Barrick Gold Corp. is one step closer to closing its biggest acquisition in seven years with shareholders voting overwhelmingly in favour of its $6-billion (U.S.) takeover of Randgold Resources Ltd.

On Monday, roughly 99 per cent of shareholders voted in favour of its zero-premium, all-stock purchase of Jersey-based Randgold, which operates in Africa.

Unlike Barrick’s $7.3-billion purchase of copper miner Equinox Minerals Ltd. in 2011, which was blamed for destroying billions in shareholder value, this deal has been warmly welcomed by shareholders on both sides since it was announced in late September. Continue Reading →

AngloGold assets in for a shake-up under new CEO Kelvin Dushnisky – by Allan Seccombe (Business Day – November 6, 2018)

AngloGold Ashanti, the world’s third-largest gold miner, has started the shakeup of its global mining portfolio, putting its shared Malian mine up for sale as new CEO Kelvin Dushnisky says 14 mines “feel a bit heavy”.

Dushnisky, a Canadian who was president of Barrick Gold until two months ago, replaced AngloGold stalwart Srinivasan Venkatakrishnan, who drove a tough programme of selling and closing mines, cutting costs and reducing debt as well as triggering a $450m-$500m investment in restarting the problematic and suspended Obuasi mine in Ghana.

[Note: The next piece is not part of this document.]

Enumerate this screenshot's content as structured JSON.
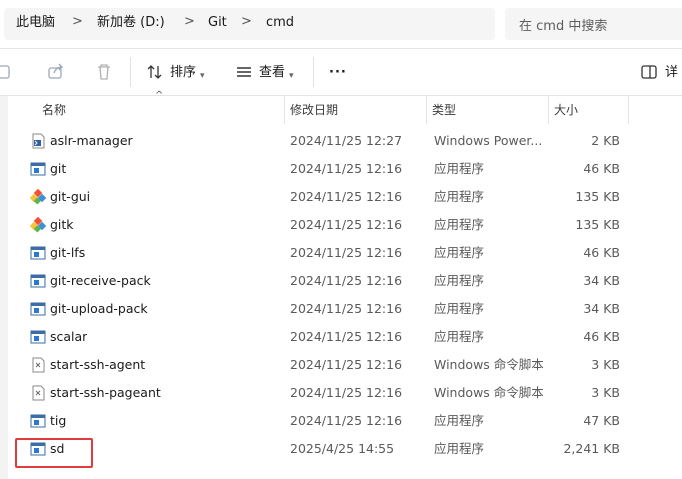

”It’s not about the specific number of mines, but as I survey the landscape, what I’d like is for us to consider whether there are assets that are valuable but which could have more value in another company’s portfolio and allow us to take proceeds from a divestment and reinvest it in our portfolio,” Dushnisky said in an interview. Continue Reading →